WHAT YOU WILL DO |
Any pictures in the records below should be skipped; write out everything else exactly.

RECORDS TO USE |
━━━━

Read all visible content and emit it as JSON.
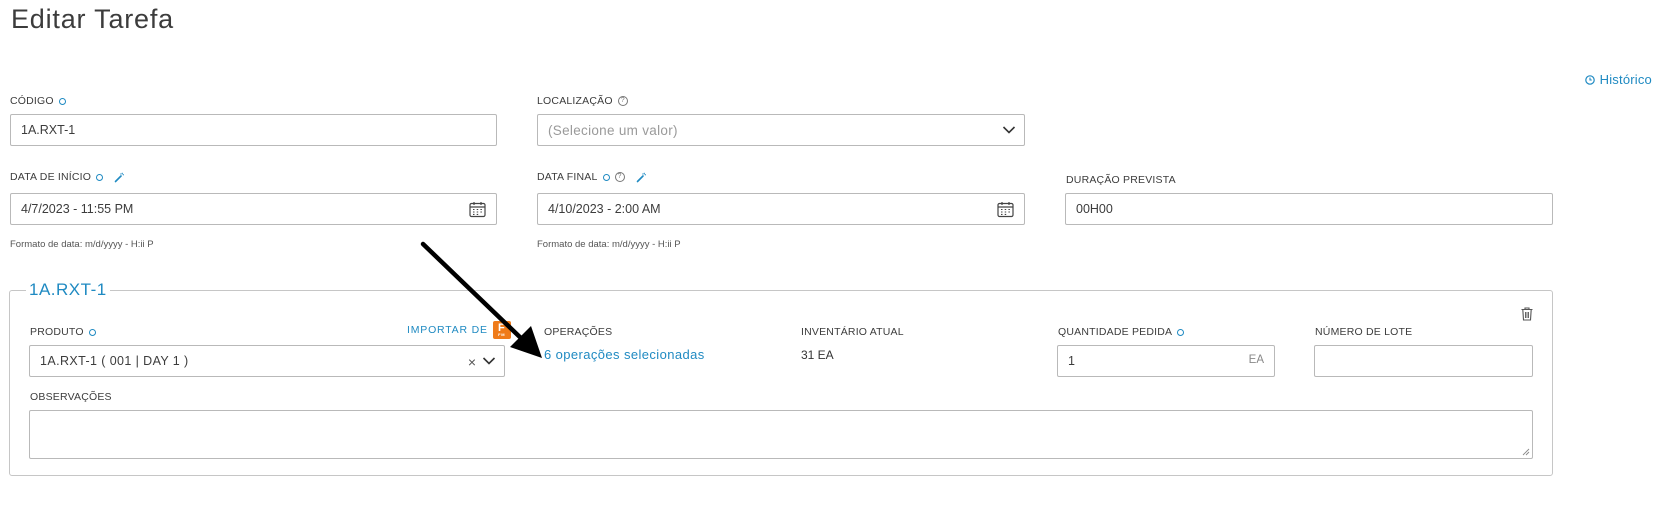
{
  "page": {
    "title": "Editar Tarefa"
  },
  "history": {
    "label": "Histórico",
    "icon": "clock-icon"
  },
  "fields": {
    "codigo": {
      "label": "CÓDIGO",
      "value": "1A.RXT-1"
    },
    "localizacao": {
      "label": "LOCALIZAÇÃO",
      "placeholder": "(Selecione um valor)"
    },
    "data_inicio": {
      "label": "DATA DE INÍCIO",
      "value": "4/7/2023 - 11:55 PM",
      "hint": "Formato de data: m/d/yyyy - H:ii P"
    },
    "data_final": {
      "label": "DATA FINAL",
      "value": "4/10/2023 - 2:00 AM",
      "hint": "Formato de data: m/d/yyyy - H:ii P"
    },
    "duracao": {
      "label": "DURAÇÃO PREVISTA",
      "value": "00H00"
    }
  },
  "item": {
    "legend": "1A.RXT-1",
    "produto": {
      "label": "PRODUTO",
      "value": "1A.RXT-1 ( 001 | DAY 1 )"
    },
    "importar": {
      "label": "IMPORTAR DE",
      "badge_letter": "F",
      "badge_sub": "FM"
    },
    "operacoes": {
      "label": "OPERAÇÕES",
      "link": "6 operações selecionadas"
    },
    "inventario": {
      "label": "INVENTÁRIO ATUAL",
      "value": "31 EA"
    },
    "quantidade": {
      "label": "QUANTIDADE PEDIDA",
      "value": "1",
      "unit": "EA"
    },
    "lote": {
      "label": "NÚMERO DE LOTE",
      "value": ""
    },
    "observacoes": {
      "label": "OBSERVAÇÕES",
      "value": ""
    }
  },
  "colors": {
    "accent": "#1f8ac2",
    "border": "#b9b9b9",
    "text": "#3c3c3c",
    "badge": "#ef7b1a"
  }
}
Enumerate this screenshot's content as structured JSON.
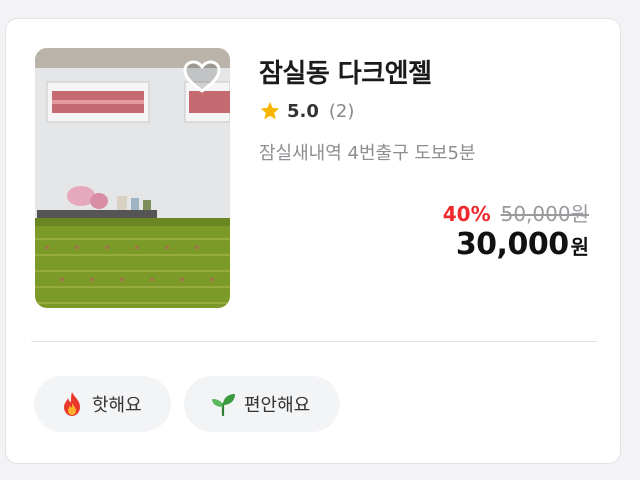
{
  "listing": {
    "title": "잠실동 다크엔젤",
    "rating": "5.0",
    "review_count": "(2)",
    "location": "잠실새내역 4번출구 도보5분",
    "discount": "40%",
    "original_price": "50,000원",
    "final_price": "30,000",
    "currency": "원",
    "favorited": false
  },
  "tags": [
    {
      "label": "핫해요",
      "icon": "fire-icon"
    },
    {
      "label": "편안해요",
      "icon": "sprout-icon"
    }
  ],
  "colors": {
    "accent_red": "#f0292e",
    "star": "#f7b500",
    "muted": "#8d8d92"
  },
  "icons": {
    "favorite": "heart-icon",
    "rating": "star-icon"
  }
}
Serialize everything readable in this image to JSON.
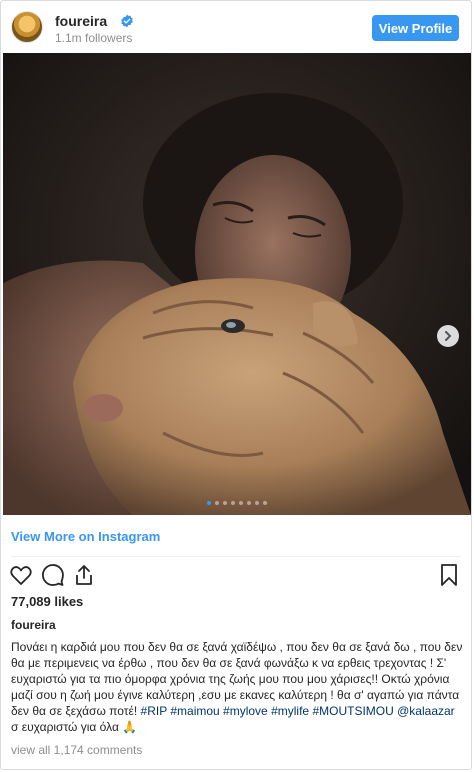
{
  "header": {
    "username": "foureira",
    "followers": "1.1m followers",
    "view_profile_label": "View Profile",
    "verified_color": "#3897f0"
  },
  "photo": {
    "carousel_total": 8,
    "carousel_active": 1,
    "next_icon": "chevron-right-icon"
  },
  "view_more_label": "View More on Instagram",
  "actions": {
    "icons": [
      "heart-icon",
      "comment-icon",
      "share-icon",
      "bookmark-icon"
    ]
  },
  "likes": "77,089 likes",
  "owner": "foureira",
  "caption": {
    "text": "Πονάει η καρδιά μου που δεν θα σε ξανά χαϊδέψω , που δεν θα σε ξανά δω , που δεν θα με περιμενεις να έρθω , που δεν θα σε ξανά φωνάξω κ να ερθεις τρεχοντας ! Σ' ευχαριστώ για τα πιο όμορφα χρόνια της ζωής μου που μου χάρισες!! Οκτώ χρόνια μαζί σου η ζωή μου έγινε καλύτερη ,εσυ με εκανες καλύτερη ! θα σ' αγαπώ για πάντα δεν θα σε ξεχάσω ποτέ!",
    "tag1": "#RIP",
    "tag2": "#maimou",
    "tag3": "#mylove",
    "tag4": "#mylife",
    "tag5": "#MOUTSIMOU",
    "mention": "@kalaazar",
    "tail": "σ ευχαριστώ για όλα 🙏"
  },
  "comments": "view all 1,174 comments",
  "colors": {
    "accent": "#3897f0",
    "hashtag": "#003569",
    "muted": "#8e8e8e"
  }
}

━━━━

EXPECTED ANSWER |
Read all visible content and emit it as JSON.
{
  "page": {
    "title": "Editar Tarefa"
  },
  "history": {
    "label": "Histórico",
    "icon": "clock-icon"
  },
  "fields": {
    "codigo": {
      "label": "CÓDIGO",
      "value": "1A.RXT-1"
    },
    "localizacao": {
      "label": "LOCALIZAÇÃO",
      "placeholder": "(Selecione um valor)"
    },
    "data_inicio": {
      "label": "DATA DE INÍCIO",
      "value": "4/7/2023 - 11:55 PM",
      "hint": "Formato de data: m/d/yyyy - H:ii P"
    },
    "data_final": {
      "label": "DATA FINAL",
      "value": "4/10/2023 - 2:00 AM",
      "hint": "Formato de data: m/d/yyyy - H:ii P"
    },
    "duracao": {
      "label": "DURAÇÃO PREVISTA",
      "value": "00H00"
    }
  },
  "item": {
    "legend": "1A.RXT-1",
    "produto": {
      "label": "PRODUTO",
      "value": "1A.RXT-1 ( 001 | DAY 1 )"
    },
    "importar": {
      "label": "IMPORTAR DE",
      "badge_letter": "F",
      "badge_sub": "FM"
    },
    "operacoes": {
      "label": "OPERAÇÕES",
      "link": "6 operações selecionadas"
    },
    "inventario": {
      "label": "INVENTÁRIO ATUAL",
      "value": "31 EA"
    },
    "quantidade": {
      "label": "QUANTIDADE PEDIDA",
      "value": "1",
      "unit": "EA"
    },
    "lote": {
      "label": "NÚMERO DE LOTE",
      "value": ""
    },
    "observacoes": {
      "label": "OBSERVAÇÕES",
      "value": ""
    }
  },
  "colors": {
    "accent": "#1f8ac2",
    "border": "#b9b9b9",
    "text": "#3c3c3c",
    "badge": "#ef7b1a"
  }
}
Enumerate this screenshot's content as structured JSON.
{
  "listing": {
    "title": "잠실동 다크엔젤",
    "rating": "5.0",
    "review_count": "(2)",
    "location": "잠실새내역 4번출구 도보5분",
    "discount": "40%",
    "original_price": "50,000원",
    "final_price": "30,000",
    "currency": "원",
    "favorited": false
  },
  "tags": [
    {
      "label": "핫해요",
      "icon": "fire-icon"
    },
    {
      "label": "편안해요",
      "icon": "sprout-icon"
    }
  ],
  "colors": {
    "accent_red": "#f0292e",
    "star": "#f7b500",
    "muted": "#8d8d92"
  },
  "icons": {
    "favorite": "heart-icon",
    "rating": "star-icon"
  }
}
Serialize everything readable in this image to JSON.
{
  "header": {
    "username": "foureira",
    "followers": "1.1m followers",
    "view_profile_label": "View Profile",
    "verified_color": "#3897f0"
  },
  "photo": {
    "carousel_total": 8,
    "carousel_active": 1,
    "next_icon": "chevron-right-icon"
  },
  "view_more_label": "View More on Instagram",
  "actions": {
    "icons": [
      "heart-icon",
      "comment-icon",
      "share-icon",
      "bookmark-icon"
    ]
  },
  "likes": "77,089 likes",
  "owner": "foureira",
  "caption": {
    "text": "Πονάει η καρδιά μου που δεν θα σε ξανά χαϊδέψω , που δεν θα σε ξανά δω , που δεν θα με περιμενεις να έρθω , που δεν θα σε ξανά φωνάξω κ να ερθεις τρεχοντας ! Σ' ευχαριστώ για τα πιο όμορφα χρόνια της ζωής μου που μου χάρισες!! Οκτώ χρόνια μαζί σου η ζωή μου έγινε καλύτερη ,εσυ με εκανες καλύτερη ! θα σ' αγαπώ για πάντα δεν θα σε ξεχάσω ποτέ!",
    "tag1": "#RIP",
    "tag2": "#maimou",
    "tag3": "#mylove",
    "tag4": "#mylife",
    "tag5": "#MOUTSIMOU",
    "mention": "@kalaazar",
    "tail": "σ ευχαριστώ για όλα 🙏"
  },
  "comments": "view all 1,174 comments",
  "colors": {
    "accent": "#3897f0",
    "hashtag": "#003569",
    "muted": "#8e8e8e"
  }
}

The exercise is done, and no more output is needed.